Guiding Force In Santa Barbara County Disaster Preparedess And Relief Set To Retire
Rob Lewin is looking forward to being able to get some real rest for the first time in four years. That was when he became Director of Santa Barbara County’s Office of Emergency Management. In four years, he faced six major fires, the Alamo, Ray, Sherpa, Whittier, Thomas, and Holiday brush fires. On top of that, there was the deadly 1/9 debris flow in Montecito. Lewin is planning to retire this spring.
He admits when he took the job, he had no clue the county would face so many major emergencies in such a short period of time.
One of the biggest issues the Office of Emergency Management faces is deciding when evacuation orders need to be issued. He says the challenge is getting the public to go, especially when storms poses a threat. Lewin says it’s easier to get people to heed evacuation orders for fires, because the threat is often more visible.
Lewin says they’ve worked hard to insure evacuation orders are focused on when there’s a real threat this rainfall, and have been able to limit the amount of time people have been forced out of their homes. Looking back on the deadly 1/9 debris flow, he admits it’s difficult to think at it now, knowing it could happen, working to prepare and warn people, and still seeing the loss of life.
Lewin is no stranger to disasters. He was a firefighter on the Central Coast for nearly four decades, and was the Calfire/San Luis Obispo County Fire Chief when he retired. He then joined Santa Barbara County. Lewin says despite everything the region has been through, we need to be prepared, because things like brush fires and debris flows are part of the new norm as a result of climate change.
Lewin is hoping to share some of the lessons we’ve learned with other emergency planners and first responders around the country, through a consulting business.
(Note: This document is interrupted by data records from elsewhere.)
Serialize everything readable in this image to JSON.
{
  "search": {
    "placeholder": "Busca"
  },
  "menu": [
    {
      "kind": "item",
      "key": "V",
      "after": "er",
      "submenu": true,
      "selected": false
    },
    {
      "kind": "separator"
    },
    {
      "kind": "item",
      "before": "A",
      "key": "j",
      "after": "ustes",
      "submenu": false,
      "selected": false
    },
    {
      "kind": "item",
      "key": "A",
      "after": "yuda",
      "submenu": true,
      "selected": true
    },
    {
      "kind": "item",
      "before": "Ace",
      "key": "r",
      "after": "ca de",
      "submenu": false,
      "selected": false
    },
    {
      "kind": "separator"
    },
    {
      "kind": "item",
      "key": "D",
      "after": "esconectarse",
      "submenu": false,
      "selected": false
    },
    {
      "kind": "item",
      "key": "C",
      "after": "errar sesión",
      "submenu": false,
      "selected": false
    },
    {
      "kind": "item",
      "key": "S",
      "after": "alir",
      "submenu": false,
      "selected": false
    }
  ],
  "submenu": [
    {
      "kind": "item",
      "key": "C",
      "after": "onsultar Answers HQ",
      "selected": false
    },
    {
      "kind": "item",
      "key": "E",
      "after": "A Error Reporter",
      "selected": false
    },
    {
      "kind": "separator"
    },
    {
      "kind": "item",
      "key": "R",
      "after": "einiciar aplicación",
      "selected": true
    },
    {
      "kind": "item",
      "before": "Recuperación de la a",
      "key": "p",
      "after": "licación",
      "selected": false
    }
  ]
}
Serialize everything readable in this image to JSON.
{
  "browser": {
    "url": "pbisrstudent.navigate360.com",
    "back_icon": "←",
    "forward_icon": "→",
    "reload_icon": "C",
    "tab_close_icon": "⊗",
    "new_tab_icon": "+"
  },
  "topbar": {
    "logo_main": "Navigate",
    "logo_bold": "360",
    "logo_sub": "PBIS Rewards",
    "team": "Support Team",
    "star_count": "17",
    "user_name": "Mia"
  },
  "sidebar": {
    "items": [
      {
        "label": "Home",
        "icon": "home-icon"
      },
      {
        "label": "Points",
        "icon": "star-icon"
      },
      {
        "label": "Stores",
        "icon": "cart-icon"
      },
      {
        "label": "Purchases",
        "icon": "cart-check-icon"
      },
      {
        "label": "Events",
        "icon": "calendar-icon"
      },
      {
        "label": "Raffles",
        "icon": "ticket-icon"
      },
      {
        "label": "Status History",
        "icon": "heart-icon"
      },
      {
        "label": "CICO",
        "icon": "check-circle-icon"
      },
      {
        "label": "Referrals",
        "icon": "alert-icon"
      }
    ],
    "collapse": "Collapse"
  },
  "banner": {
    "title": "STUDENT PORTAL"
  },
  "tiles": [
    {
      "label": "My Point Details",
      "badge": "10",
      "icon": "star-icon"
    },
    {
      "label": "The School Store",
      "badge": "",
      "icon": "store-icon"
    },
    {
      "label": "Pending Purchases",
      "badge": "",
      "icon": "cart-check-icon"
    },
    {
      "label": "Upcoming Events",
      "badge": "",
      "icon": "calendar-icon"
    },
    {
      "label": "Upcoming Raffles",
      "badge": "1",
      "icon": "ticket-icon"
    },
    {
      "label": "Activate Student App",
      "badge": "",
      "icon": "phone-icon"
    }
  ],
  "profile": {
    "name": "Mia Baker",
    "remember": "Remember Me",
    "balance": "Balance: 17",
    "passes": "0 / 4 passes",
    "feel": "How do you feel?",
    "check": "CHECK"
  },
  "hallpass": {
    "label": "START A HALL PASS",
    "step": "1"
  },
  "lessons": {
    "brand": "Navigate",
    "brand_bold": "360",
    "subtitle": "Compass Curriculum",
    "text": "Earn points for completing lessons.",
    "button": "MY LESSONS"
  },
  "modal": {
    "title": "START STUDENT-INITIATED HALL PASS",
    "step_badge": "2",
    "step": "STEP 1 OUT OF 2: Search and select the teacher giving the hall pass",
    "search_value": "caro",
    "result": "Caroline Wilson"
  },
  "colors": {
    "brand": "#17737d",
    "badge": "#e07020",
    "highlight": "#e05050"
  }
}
It would be heard to find someone who’s faced as many emergencies during their career.